For many students, the first few weeks following the close of the spring semester are spent returning home, relaxing, and attempting to forget the school year. For those participating in the Philadelphia Urban Seminar, however, the first few weeks of summer are a transformative experience embracing education and, sometimes, inspiring career paths.
The two-week immersion program places education students in Philadelphia schools to observe and assist in classrooms. Participants stay in La Salle University’s residence halls and are driven to and from their assigned schools by participating faculty via van. Classroom assignments match each student’s concentration. Students participate in professional development sessions in the afternoons and, after dinner, meet with faculty from their school to debrief the day and discuss issues related to urban education. Sometimes students return to their respective schools for nighttime events, and weekends are spent participating in community service projects.
On Memorial Day, when Philadelphia schools are closed, all participants go to the Philadelphia Museum of Art and the Constitution Center, researching available resources for long-distance learning or in preparation to take students there on field trips.
The Philadelphia Urban Seminar has proven to be invaluable for providing urban classroom experiences for pre-service teachers and a better understanding of the complexities of the issues at hand in the School District of Philadelphia.
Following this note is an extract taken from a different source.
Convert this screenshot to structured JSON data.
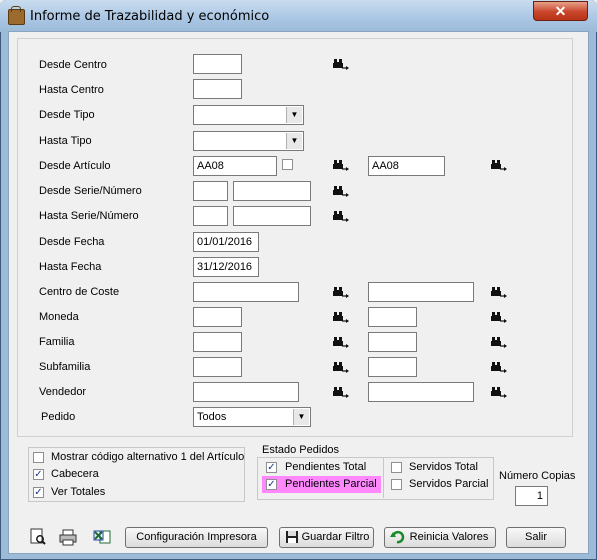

“Students have no idea what it means that the School Reform Commission had taken over,” said Colleen Poole, Field Experience Coordinator, who oversees Cabrini’s involvement in the program. “They don’t realize that politics is involved, and to what extent, and policies and finances are involved. They approach urban school districts and outcomes from a perceived deficit model, that things aren’t great, and the students aren’t succeeding, and the teachers don’t care, and parents aren’t involved. It turns out to be just the opposite: They have to limit the number of parents who can go on field trips, the teachers are using best practices, the students are energetic in the classroom. Students start to realize the complexity of the issue, it opens their eyes. Students go from saying, ‘That’s not somewhere I want to teach’ to saying “I want to go back and teach in a big, urban district, I want to teach in Philadelphia, I can make a difference.’ ”
Participants are exposed to more than just the issues, they form real and valuable relationships with teachers, with other participants, and with the children in the classrooms.
“Being in the Philadelphia school district made me realize how much these teachers do to keep their students on track,” said Shenylka Fowles-Lord (‘19), a 2017 Philadelphia Urban Seminar participant. “My teacher was always on top of her game with homework and getting things done on time.
“It made me realize how much these kids want to learn and become something in life,” said Fowles-Lord. “On my last day, I cried. I didn’t want to leave my students. You have grown a relationship with the students and want to stay with them forever.”
For the schools, the program provides an injection of enthusiasm.
“Teachers love the extra set of hands,” said Poole. “To host someone in the classroom at that point in the year, it engages the kids again, they’re excited to see a new person, the teachers are invigorated. It’s a fun two weeks, and the energy just builds again.”
The Philadelphia Urban Seminar, pioneered 27 years ago at Indiana University of Pennsylvania, has blossomed from its humble beginning with 26 student participants into a formalized program between the School District of Philadelphia and the Pennsylvania State System of Higher Education with more than 400 student participants.
Cabrini has been participating in the program for 11 years, and the Philadelphia Urban Seminar has even gone international—Rotterdam University of Applied Sciences and Haige University, both of the Netherlands, also participate.
“It’s a tremendous program that really impacts our students,” said Poole. “Participating students become better global citizens. They become aware of things that they’ve never experienced, and they will be a better advocate for the students that they do have. It’s really about advocacy and being knowledgeable as a teacher about the things outside the classroom that may impact your job and your students’ success.”
Kerri Anderson ('19)
Lelia Dawson Haines ('19)
Shenylka Fowles-Lord ('19)
Ben Giordano ('18)
Brian Jordan ('18)
Jemima Nelson ('17)
Emily Shannon ('19)
Myonie Johnson-Williamson ('19)